--- EXERCISE AIM ---
In the listing below, look for "label" and copy every line that has it.
-- ENTRIES SUPPLIED follows --
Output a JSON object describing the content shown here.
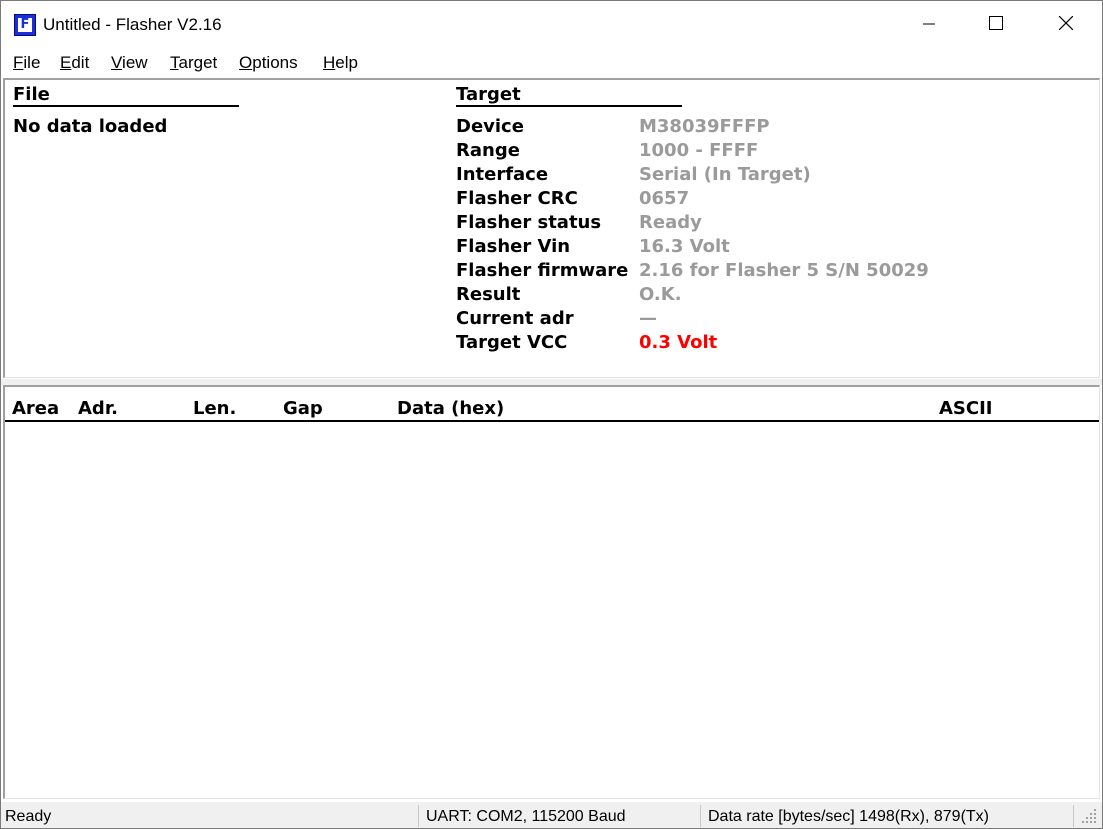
{
  "window": {
    "title": "Untitled - Flasher V2.16",
    "icon": "flasher-app-icon",
    "controls": [
      "minimize-icon",
      "maximize-icon",
      "close-icon"
    ]
  },
  "menu": {
    "items": [
      {
        "key": "F",
        "rest": "ile"
      },
      {
        "key": "E",
        "rest": "dit"
      },
      {
        "key": "V",
        "rest": "iew"
      },
      {
        "key": "T",
        "rest": "arget"
      },
      {
        "key": "O",
        "rest": "ptions"
      },
      {
        "key": "H",
        "rest": "elp"
      }
    ]
  },
  "file_panel": {
    "header": "File",
    "status": "No data loaded"
  },
  "target_panel": {
    "header": "Target",
    "rows": [
      {
        "label": "Device",
        "value": "M38039FFFP"
      },
      {
        "label": "Range",
        "value": "1000 - FFFF"
      },
      {
        "label": "Interface",
        "value": "Serial (In Target)"
      },
      {
        "label": "Flasher CRC",
        "value": "0657"
      },
      {
        "label": "Flasher status",
        "value": "Ready"
      },
      {
        "label": "Flasher Vin",
        "value": "16.3 Volt"
      },
      {
        "label": "Flasher firmware",
        "value": "2.16 for Flasher 5 S/N 50029"
      },
      {
        "label": "Result",
        "value": "O.K."
      },
      {
        "label": "Current adr",
        "value": "—"
      },
      {
        "label": "Target VCC",
        "value": "0.3 Volt"
      }
    ],
    "alert_color": "#ff0000",
    "value_color": "#9a9a9a"
  },
  "data_table": {
    "columns": [
      "Area",
      "Adr.",
      "Len.",
      "Gap",
      "Data (hex)",
      "ASCII"
    ],
    "rows": []
  },
  "statusbar": {
    "state": "Ready",
    "connection": "UART: COM2, 115200 Baud",
    "data_rate": "Data rate [bytes/sec] 1498(Rx), 879(Tx)"
  }
}
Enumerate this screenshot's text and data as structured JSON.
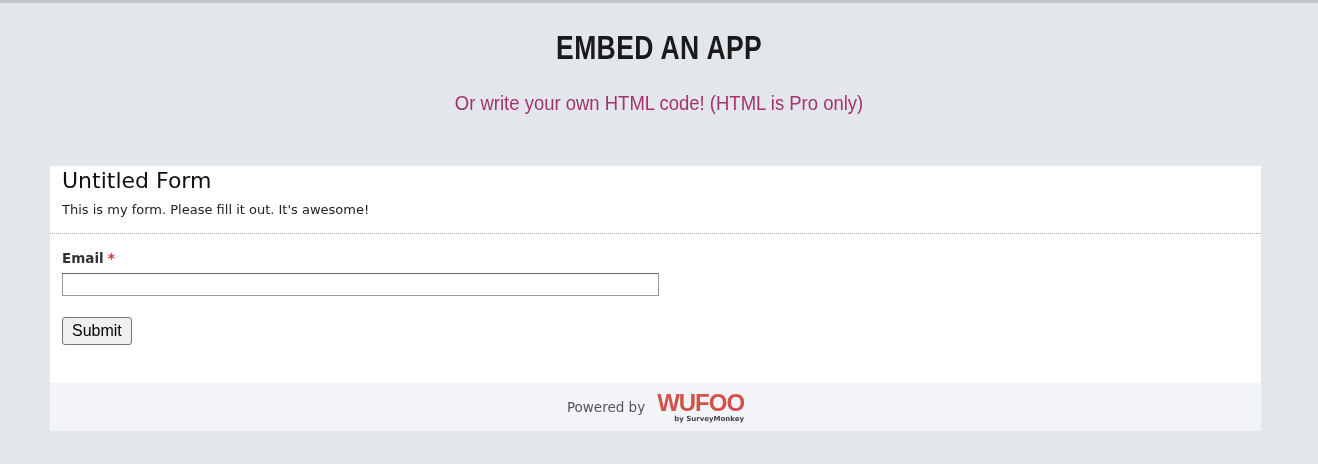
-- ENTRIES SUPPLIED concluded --
--- WRITTEN RESPONSE ---
        "label": "Device",
        "label": "Range",
        "label": "Interface",
        "label": "Flasher CRC",
        "label": "Flasher status",
        "label": "Flasher Vin",
        "label": "Flasher firmware",
        "label": "Result",
        "label": "Current adr",
        "label": "Target VCC",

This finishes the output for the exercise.